When we left off, we were talking about the double-slash, a form of notation I’ve developed that helps students attain greater focus when simplifying algebraic expressions.
With greater focus, students make fewer mistakes. With the double-slash at their disposal, students avoid the mistake of combining terms that should not be combined. In the following example, students use the double-slash twice to simplify an algebraic expression:
+ 8 – 2(3x – 7)
= + 8 // – 2(3x – 7)
= + 8 // – 6x + 14
= – 6x // + 8 + 14
= – 6x + 22

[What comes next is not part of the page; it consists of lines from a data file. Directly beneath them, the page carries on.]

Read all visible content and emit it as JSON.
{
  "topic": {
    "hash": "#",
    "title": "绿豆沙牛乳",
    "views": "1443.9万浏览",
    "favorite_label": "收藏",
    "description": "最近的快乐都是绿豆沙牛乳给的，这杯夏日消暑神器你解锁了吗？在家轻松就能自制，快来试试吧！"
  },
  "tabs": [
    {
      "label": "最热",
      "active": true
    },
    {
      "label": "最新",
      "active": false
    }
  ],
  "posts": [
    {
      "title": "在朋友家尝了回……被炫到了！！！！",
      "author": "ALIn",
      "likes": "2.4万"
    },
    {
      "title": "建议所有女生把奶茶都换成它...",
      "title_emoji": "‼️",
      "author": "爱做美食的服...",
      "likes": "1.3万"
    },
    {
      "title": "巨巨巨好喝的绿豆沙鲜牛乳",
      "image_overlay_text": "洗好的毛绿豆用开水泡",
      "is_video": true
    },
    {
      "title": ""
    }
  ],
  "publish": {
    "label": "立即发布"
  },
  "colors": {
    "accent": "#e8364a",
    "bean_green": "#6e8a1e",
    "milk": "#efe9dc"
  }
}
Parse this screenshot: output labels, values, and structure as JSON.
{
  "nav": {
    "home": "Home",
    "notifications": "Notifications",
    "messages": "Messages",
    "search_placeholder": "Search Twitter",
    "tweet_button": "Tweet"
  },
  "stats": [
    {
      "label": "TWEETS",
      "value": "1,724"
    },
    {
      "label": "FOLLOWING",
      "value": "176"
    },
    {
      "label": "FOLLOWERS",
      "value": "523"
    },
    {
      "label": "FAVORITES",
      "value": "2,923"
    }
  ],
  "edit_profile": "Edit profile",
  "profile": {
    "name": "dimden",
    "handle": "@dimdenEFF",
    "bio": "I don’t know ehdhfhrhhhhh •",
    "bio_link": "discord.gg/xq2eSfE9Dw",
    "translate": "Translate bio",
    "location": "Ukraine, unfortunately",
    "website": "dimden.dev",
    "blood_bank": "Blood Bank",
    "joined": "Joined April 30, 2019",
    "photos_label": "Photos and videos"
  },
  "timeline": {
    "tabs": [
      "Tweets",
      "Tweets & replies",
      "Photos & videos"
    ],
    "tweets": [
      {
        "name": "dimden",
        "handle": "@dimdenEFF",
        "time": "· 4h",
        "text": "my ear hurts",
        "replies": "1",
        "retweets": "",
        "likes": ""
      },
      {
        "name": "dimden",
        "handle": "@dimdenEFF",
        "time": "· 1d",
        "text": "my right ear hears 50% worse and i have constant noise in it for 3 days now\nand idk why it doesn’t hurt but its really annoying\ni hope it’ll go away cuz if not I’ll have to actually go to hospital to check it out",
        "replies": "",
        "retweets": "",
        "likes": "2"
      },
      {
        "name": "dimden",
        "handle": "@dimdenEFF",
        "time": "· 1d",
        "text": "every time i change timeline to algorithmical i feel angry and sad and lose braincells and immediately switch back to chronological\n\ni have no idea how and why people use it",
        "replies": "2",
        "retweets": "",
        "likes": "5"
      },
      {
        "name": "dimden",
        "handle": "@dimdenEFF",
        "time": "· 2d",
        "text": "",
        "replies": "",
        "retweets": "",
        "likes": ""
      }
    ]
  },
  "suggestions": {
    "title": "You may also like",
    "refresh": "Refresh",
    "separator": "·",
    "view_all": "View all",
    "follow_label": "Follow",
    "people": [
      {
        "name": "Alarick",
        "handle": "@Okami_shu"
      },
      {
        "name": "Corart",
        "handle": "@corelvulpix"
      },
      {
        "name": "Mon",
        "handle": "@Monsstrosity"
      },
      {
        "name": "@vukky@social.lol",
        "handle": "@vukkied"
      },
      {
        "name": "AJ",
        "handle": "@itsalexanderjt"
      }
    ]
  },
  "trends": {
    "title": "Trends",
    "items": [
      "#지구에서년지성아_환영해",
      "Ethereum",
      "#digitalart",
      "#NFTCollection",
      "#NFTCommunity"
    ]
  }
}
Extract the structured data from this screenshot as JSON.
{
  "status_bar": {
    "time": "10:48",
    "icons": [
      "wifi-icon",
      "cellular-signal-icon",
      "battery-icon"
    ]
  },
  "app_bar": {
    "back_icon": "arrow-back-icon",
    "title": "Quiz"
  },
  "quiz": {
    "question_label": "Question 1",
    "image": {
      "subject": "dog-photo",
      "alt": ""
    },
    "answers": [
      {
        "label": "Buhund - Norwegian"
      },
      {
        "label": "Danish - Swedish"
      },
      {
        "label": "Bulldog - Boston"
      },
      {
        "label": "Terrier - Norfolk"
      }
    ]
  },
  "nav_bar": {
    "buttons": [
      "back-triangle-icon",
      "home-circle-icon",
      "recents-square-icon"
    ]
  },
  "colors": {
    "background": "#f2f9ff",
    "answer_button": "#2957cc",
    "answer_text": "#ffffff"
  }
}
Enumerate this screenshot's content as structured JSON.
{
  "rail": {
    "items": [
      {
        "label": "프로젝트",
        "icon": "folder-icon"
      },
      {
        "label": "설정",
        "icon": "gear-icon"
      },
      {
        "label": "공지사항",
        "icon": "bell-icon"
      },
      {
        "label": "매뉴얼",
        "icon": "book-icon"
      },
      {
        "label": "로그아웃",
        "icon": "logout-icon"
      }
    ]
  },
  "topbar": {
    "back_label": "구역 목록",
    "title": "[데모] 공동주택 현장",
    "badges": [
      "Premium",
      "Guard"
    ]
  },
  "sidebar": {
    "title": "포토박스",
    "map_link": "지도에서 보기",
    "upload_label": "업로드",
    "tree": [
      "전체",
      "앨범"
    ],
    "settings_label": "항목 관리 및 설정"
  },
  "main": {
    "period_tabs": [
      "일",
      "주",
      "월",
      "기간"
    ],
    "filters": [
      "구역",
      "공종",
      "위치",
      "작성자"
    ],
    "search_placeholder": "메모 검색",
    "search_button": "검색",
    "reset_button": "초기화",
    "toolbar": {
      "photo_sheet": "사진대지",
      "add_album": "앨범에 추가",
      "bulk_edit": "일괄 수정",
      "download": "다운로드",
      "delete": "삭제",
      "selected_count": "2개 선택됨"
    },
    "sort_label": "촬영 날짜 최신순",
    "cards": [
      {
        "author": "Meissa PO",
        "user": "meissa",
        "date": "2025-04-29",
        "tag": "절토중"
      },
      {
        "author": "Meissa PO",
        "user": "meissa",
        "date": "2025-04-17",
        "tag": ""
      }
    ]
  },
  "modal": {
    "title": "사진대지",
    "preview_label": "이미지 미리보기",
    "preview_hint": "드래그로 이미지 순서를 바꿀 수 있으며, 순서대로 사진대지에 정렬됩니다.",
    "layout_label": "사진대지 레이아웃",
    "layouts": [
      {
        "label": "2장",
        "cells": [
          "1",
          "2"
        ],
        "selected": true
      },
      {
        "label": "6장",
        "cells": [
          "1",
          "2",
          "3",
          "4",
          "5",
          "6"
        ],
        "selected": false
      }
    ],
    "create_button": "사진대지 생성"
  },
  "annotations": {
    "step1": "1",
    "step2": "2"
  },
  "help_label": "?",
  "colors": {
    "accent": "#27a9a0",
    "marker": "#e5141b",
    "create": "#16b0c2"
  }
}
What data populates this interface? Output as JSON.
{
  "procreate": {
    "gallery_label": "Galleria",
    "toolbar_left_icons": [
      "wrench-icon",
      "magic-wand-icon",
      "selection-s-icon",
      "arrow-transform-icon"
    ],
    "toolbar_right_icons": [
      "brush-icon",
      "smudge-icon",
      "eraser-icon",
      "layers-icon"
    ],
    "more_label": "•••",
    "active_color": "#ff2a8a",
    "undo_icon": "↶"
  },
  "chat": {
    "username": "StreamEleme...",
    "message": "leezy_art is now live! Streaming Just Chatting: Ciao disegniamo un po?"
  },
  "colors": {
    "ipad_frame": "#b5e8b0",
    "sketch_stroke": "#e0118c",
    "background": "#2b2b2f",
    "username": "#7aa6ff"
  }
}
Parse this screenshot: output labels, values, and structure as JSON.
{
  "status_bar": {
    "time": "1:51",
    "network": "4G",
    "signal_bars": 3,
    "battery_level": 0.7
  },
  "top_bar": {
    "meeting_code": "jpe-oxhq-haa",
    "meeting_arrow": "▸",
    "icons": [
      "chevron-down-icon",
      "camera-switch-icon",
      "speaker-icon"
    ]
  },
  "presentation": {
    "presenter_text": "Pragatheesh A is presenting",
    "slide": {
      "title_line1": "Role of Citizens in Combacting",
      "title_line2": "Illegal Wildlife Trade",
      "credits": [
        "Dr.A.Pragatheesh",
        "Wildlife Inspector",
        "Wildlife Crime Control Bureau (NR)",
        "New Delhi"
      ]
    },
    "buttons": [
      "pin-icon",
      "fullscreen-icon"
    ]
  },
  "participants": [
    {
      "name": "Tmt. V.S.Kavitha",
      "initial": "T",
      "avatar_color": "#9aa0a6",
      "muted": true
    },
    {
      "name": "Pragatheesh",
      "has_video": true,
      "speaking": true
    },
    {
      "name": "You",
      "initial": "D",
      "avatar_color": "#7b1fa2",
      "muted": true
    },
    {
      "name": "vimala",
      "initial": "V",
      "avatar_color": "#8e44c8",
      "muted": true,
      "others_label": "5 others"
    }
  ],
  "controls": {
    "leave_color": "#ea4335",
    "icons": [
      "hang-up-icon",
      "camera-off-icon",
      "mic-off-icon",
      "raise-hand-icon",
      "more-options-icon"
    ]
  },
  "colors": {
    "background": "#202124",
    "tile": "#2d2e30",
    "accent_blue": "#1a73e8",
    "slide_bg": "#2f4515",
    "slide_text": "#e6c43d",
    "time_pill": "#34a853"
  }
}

By cordoning off the section with the distributive property: – 2(3x – 7), the double-slash allows students to see it distraction-free. With this heightened level of focus, students are more likely to work out the distributive property correctly, then continue on, simplifying the whole expression with no mistakes.